:: Given entries

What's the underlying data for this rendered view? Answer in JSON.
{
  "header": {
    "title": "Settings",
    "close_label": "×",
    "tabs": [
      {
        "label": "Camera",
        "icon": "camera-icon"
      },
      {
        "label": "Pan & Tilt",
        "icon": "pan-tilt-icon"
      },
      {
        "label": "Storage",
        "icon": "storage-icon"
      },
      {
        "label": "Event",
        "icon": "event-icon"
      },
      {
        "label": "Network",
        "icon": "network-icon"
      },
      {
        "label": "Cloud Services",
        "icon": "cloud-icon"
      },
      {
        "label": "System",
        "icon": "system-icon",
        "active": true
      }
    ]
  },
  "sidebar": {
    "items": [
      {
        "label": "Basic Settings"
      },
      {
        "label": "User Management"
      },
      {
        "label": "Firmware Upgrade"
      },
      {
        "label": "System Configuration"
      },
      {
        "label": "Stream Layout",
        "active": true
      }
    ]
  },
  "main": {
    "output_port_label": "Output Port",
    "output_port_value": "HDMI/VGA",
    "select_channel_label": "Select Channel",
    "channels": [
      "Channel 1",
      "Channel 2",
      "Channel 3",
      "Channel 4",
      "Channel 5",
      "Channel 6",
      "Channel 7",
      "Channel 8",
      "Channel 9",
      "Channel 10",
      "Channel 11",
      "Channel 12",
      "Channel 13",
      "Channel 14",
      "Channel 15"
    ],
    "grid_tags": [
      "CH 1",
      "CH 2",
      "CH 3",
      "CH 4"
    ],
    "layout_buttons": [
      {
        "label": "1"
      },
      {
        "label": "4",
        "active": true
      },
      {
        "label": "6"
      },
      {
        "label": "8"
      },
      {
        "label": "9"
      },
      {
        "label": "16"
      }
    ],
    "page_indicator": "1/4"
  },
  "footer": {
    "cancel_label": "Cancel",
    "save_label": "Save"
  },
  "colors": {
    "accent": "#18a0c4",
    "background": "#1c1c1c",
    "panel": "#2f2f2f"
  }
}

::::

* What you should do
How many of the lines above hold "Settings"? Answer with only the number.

* Answer to the exercise
2